Point is, there are some serious "Black films" out there. Whether they are by Black Americans or Ethiopians, Black filmmakers, producers, actors, and directors are making their mark and they aren't sitting back waiting to get noticed. I am 100 percent sure as they keep on sharing powerful stories of people of color it’s only a matter of time that the mainstream big screen big wig executives will start taking notice.
Until that happens be sure to keep your eyes and ears wide open for more films of color and movie festivals in your area. And then purchase those tickets!
What film of color/Black films have you seen lately? Do you have any recommendation? Share your answers below or tweet me @TCsViews.
Black films I've seen this year:
- The Abominable Crime - Exposing the roots of homophobia in Jamaican society. This documentary tells the story of a mother's love for her child and an activist's love for his country
- Difret - A true story of a 14 year-old Ethiopian girl who resorts to violence to escape being kidnapped into marriage
- 25 to Life - A retrospective of a young man’s life with HIV and a documentary of his struggle to carve out an open honest future after living a controversial past. (I don't want to ruin it for you. Just keep a look out for a future post.
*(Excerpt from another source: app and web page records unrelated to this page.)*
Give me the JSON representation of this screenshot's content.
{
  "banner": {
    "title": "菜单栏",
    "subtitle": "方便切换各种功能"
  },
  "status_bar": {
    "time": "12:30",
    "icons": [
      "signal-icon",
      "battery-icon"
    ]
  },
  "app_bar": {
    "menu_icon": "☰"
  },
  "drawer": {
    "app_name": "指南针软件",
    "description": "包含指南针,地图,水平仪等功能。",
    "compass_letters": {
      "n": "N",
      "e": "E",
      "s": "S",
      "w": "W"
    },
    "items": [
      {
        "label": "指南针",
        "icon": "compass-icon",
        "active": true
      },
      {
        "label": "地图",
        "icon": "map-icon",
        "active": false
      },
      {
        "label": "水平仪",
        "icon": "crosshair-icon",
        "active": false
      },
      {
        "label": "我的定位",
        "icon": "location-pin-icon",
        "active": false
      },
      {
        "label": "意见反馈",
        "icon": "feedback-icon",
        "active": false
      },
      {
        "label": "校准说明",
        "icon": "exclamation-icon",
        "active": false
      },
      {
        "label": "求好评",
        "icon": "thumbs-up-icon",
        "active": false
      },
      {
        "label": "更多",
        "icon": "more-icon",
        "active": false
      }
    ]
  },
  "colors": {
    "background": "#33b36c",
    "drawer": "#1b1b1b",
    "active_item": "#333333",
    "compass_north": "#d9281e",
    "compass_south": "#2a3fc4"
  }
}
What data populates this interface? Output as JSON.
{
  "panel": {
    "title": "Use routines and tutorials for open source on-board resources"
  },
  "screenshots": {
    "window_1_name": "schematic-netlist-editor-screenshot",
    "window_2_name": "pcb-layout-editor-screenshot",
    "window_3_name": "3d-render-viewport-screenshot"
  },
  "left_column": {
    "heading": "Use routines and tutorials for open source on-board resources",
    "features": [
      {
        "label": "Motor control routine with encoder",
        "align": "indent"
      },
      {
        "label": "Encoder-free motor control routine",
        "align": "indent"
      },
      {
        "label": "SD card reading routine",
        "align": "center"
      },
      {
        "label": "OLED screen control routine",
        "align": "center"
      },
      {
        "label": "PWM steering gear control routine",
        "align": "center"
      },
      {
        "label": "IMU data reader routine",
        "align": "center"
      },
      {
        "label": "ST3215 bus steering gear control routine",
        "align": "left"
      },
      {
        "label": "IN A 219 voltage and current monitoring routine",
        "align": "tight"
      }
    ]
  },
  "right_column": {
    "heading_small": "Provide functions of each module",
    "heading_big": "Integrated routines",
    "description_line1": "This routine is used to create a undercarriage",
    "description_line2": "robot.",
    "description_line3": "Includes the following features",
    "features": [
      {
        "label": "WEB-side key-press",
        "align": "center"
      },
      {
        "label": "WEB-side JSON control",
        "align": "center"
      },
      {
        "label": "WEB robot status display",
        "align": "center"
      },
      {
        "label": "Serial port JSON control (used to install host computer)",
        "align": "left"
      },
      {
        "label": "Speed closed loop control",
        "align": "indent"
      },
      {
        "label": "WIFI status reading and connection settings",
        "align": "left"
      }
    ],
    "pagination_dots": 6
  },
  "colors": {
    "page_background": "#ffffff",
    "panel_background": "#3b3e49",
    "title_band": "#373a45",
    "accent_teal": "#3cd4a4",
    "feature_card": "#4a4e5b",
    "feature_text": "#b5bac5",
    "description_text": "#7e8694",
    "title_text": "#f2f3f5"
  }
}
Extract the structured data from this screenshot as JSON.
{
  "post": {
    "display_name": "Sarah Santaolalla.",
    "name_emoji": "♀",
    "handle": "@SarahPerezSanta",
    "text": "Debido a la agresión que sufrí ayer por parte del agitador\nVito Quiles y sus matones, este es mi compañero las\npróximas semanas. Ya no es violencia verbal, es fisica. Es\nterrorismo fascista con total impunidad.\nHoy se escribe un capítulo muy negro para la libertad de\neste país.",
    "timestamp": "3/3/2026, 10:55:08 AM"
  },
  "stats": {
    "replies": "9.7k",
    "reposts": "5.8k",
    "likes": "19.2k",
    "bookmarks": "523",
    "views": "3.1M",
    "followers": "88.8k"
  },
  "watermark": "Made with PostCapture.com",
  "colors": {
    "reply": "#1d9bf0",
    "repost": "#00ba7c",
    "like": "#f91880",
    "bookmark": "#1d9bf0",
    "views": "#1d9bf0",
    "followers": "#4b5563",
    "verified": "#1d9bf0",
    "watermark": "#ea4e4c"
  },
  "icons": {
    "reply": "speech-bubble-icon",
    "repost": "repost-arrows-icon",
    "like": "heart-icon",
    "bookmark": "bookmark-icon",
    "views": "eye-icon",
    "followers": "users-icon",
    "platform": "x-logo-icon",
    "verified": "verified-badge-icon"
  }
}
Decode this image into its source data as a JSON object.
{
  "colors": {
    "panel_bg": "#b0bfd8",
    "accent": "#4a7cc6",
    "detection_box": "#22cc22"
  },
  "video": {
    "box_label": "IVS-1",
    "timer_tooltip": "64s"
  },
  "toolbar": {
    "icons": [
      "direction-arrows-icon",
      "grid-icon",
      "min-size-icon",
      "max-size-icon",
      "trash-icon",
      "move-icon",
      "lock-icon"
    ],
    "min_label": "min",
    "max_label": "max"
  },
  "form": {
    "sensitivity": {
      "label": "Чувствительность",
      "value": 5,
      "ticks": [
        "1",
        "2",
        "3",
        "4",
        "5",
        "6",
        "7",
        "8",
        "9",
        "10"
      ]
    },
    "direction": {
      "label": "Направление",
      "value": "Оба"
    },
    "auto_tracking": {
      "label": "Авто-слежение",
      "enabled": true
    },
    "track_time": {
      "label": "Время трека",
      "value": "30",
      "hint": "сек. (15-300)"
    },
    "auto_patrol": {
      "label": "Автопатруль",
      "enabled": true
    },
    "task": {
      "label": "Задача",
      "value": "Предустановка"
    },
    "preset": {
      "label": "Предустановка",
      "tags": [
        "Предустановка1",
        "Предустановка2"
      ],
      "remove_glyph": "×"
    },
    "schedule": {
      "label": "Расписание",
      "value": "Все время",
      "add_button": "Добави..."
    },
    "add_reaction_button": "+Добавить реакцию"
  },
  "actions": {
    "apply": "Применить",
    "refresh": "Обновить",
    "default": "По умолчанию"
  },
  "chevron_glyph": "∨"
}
In the meantime here's the trailer, and a part 1 of my view.
I'll share my views on these Black films and more as I find them.